Randy DeSoto is the senior staff writer for The Western Journal. He wrote and was the assistant producer of the documentary film "I Want Your Money" about the perils of Big Government, comparing the presidencies of Ronald Reagan and Barack Obama. Randy is the author of the book "We Hold These Truths," which addresses how leaders have appealed to beliefs found in the Declaration of Independence at defining moments in our nation's history.
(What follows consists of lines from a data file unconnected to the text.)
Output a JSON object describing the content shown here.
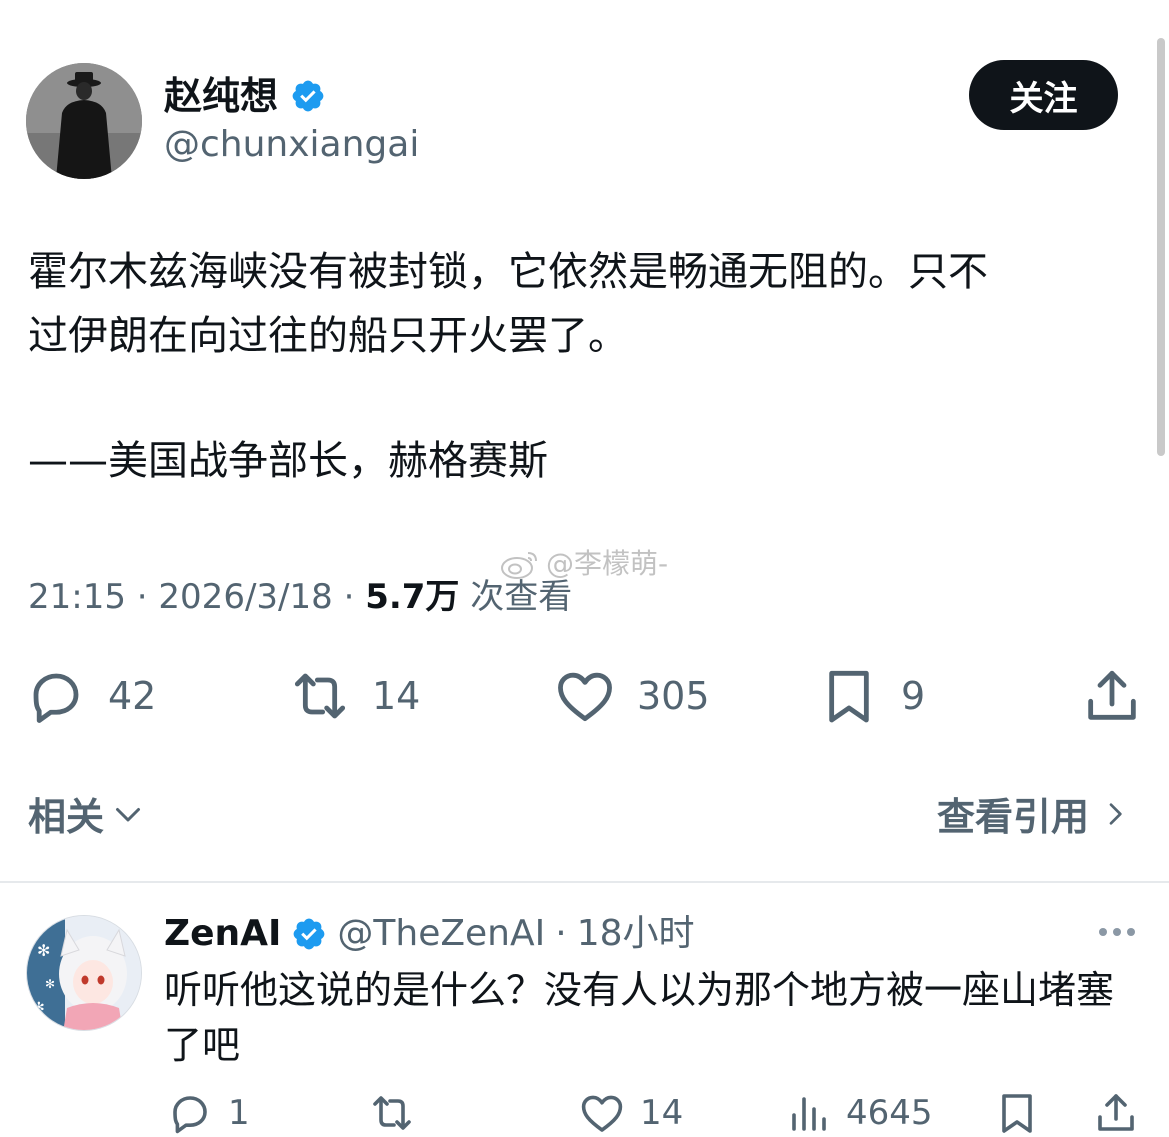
{
  "author": {
    "name": "赵纯想",
    "handle": "@chunxiangai",
    "follow_label": "关注"
  },
  "tweet": {
    "lines": [
      "霍尔木兹海峡没有被封锁，它依然是畅通无阻的。只不",
      "过伊朗在向过往的船只开火罢了。",
      "——美国战争部长，赫格赛斯"
    ]
  },
  "meta": {
    "time": "21:15",
    "sep1": "·",
    "date": "2026/3/18",
    "sep2": "·",
    "views_count": "5.7万",
    "views_label": "次查看"
  },
  "watermark": {
    "text": "@李檬萌-"
  },
  "actions": {
    "replies": "42",
    "retweets": "14",
    "likes": "305",
    "bookmarks": "9"
  },
  "related": {
    "label": "相关",
    "quotes_label": "查看引用"
  },
  "reply": {
    "name": "ZenAI",
    "handle": "@TheZenAI",
    "dot": "·",
    "time": "18小时",
    "lines": [
      "听听他这说的是什么？没有人以为那个地方被一座山堵塞",
      "了吧"
    ],
    "actions": {
      "replies": "1",
      "likes": "14",
      "views": "4645"
    }
  },
  "colors": {
    "text_primary": "#0f1419",
    "text_secondary": "#536471",
    "verified_blue": "#1d9bf0",
    "divider": "#e6e9ec"
  }
}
He has been published in several political sites and newspapers.

Randy graduated from the United States Military Academy at West Point with a BS in political science and Regent University School of Law with a juris doctorate.
Harrisburg, Pennsylvania
Graduated dean's list from West Point
United States Military Academy at West Point, Regent University School of Law
Books Written
We Hold These Truths
Professional Memberships
Virginia and Pennsylvania state bars
Phoenix, Arizona
Languages Spoken
Topics of Expertise
Politics, Entertainment, Faith